Your task =
Give the data below again exactly, and drop each picture from it.
- - - - - - -
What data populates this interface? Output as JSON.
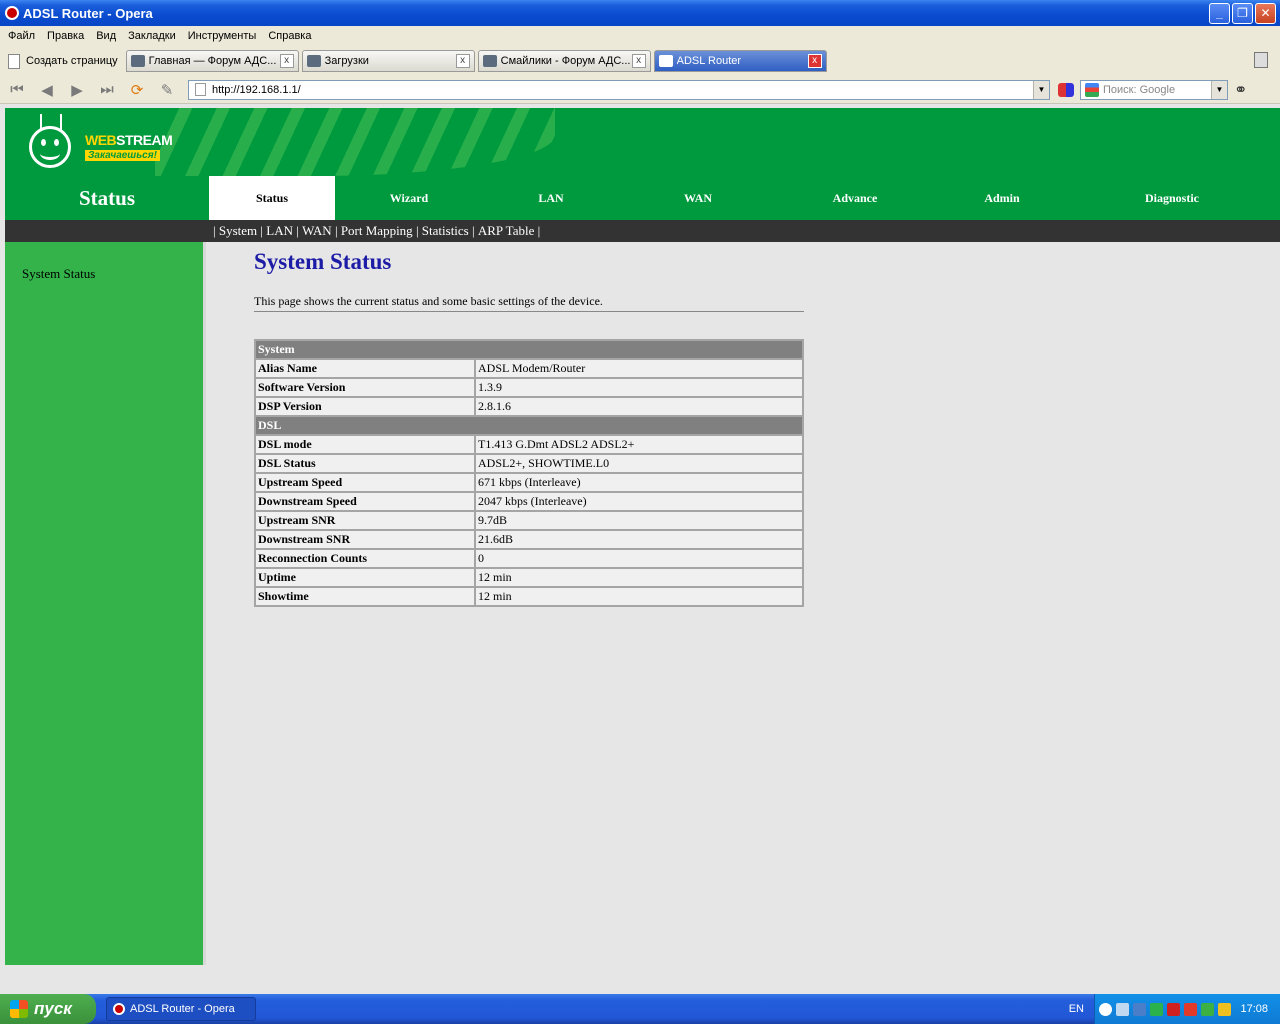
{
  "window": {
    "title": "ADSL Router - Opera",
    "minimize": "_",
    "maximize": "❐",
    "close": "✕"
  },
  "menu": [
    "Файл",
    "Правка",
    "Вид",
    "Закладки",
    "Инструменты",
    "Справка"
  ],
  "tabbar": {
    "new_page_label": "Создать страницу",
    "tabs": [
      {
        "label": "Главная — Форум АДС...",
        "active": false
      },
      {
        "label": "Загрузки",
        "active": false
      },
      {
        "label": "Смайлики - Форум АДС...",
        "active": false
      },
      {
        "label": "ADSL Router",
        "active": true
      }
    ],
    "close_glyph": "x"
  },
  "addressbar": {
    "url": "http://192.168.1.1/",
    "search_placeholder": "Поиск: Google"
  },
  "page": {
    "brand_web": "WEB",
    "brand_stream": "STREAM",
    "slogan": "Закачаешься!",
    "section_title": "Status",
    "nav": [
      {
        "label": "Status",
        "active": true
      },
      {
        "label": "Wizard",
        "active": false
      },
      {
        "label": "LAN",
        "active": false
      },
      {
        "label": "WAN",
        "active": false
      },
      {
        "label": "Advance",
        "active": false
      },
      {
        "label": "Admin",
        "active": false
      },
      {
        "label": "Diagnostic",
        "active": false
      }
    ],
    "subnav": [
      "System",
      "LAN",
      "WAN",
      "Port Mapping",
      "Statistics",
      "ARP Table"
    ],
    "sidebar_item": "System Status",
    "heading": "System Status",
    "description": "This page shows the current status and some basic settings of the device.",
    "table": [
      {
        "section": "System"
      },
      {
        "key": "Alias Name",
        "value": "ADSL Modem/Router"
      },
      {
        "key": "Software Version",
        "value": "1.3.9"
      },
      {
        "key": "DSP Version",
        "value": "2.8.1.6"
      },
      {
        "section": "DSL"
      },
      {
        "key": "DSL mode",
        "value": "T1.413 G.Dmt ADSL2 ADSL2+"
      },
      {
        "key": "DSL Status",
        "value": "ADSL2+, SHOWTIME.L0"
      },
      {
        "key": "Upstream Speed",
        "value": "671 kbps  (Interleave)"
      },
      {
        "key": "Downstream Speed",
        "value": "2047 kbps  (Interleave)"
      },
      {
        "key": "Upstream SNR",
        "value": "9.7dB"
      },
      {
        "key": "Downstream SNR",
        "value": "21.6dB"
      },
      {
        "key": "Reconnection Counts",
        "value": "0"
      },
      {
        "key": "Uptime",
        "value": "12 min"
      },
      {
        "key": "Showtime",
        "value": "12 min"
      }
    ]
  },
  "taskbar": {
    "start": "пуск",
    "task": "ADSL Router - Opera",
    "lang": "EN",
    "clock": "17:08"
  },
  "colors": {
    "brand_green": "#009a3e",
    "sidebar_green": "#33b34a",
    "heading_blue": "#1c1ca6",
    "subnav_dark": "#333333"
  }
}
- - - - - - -
Result of the exercise =
What data populates this interface? Output as JSON.
{
  "window": {
    "title": "ADSL Router - Opera",
    "minimize": "_",
    "maximize": "❐",
    "close": "✕"
  },
  "menu": [
    "Файл",
    "Правка",
    "Вид",
    "Закладки",
    "Инструменты",
    "Справка"
  ],
  "tabbar": {
    "new_page_label": "Создать страницу",
    "tabs": [
      {
        "label": "Главная — Форум АДС...",
        "active": false
      },
      {
        "label": "Загрузки",
        "active": false
      },
      {
        "label": "Смайлики - Форум АДС...",
        "active": false
      },
      {
        "label": "ADSL Router",
        "active": true
      }
    ],
    "close_glyph": "x"
  },
  "addressbar": {
    "url": "http://192.168.1.1/",
    "search_placeholder": "Поиск: Google"
  },
  "page": {
    "brand_web": "WEB",
    "brand_stream": "STREAM",
    "slogan": "Закачаешься!",
    "section_title": "Status",
    "nav": [
      {
        "label": "Status",
        "active": true
      },
      {
        "label": "Wizard",
        "active": false
      },
      {
        "label": "LAN",
        "active": false
      },
      {
        "label": "WAN",
        "active": false
      },
      {
        "label": "Advance",
        "active": false
      },
      {
        "label": "Admin",
        "active": false
      },
      {
        "label": "Diagnostic",
        "active": false
      }
    ],
    "subnav": [
      "System",
      "LAN",
      "WAN",
      "Port Mapping",
      "Statistics",
      "ARP Table"
    ],
    "sidebar_item": "System Status",
    "heading": "System Status",
    "description": "This page shows the current status and some basic settings of the device.",
    "table": [
      {
        "section": "System"
      },
      {
        "key": "Alias Name",
        "value": "ADSL Modem/Router"
      },
      {
        "key": "Software Version",
        "value": "1.3.9"
      },
      {
        "key": "DSP Version",
        "value": "2.8.1.6"
      },
      {
        "section": "DSL"
      },
      {
        "key": "DSL mode",
        "value": "T1.413 G.Dmt ADSL2 ADSL2+"
      },
      {
        "key": "DSL Status",
        "value": "ADSL2+, SHOWTIME.L0"
      },
      {
        "key": "Upstream Speed",
        "value": "671 kbps  (Interleave)"
      },
      {
        "key": "Downstream Speed",
        "value": "2047 kbps  (Interleave)"
      },
      {
        "key": "Upstream SNR",
        "value": "9.7dB"
      },
      {
        "key": "Downstream SNR",
        "value": "21.6dB"
      },
      {
        "key": "Reconnection Counts",
        "value": "0"
      },
      {
        "key": "Uptime",
        "value": "12 min"
      },
      {
        "key": "Showtime",
        "value": "12 min"
      }
    ]
  },
  "taskbar": {
    "start": "пуск",
    "task": "ADSL Router - Opera",
    "lang": "EN",
    "clock": "17:08"
  },
  "colors": {
    "brand_green": "#009a3e",
    "sidebar_green": "#33b34a",
    "heading_blue": "#1c1ca6",
    "subnav_dark": "#333333"
  }
}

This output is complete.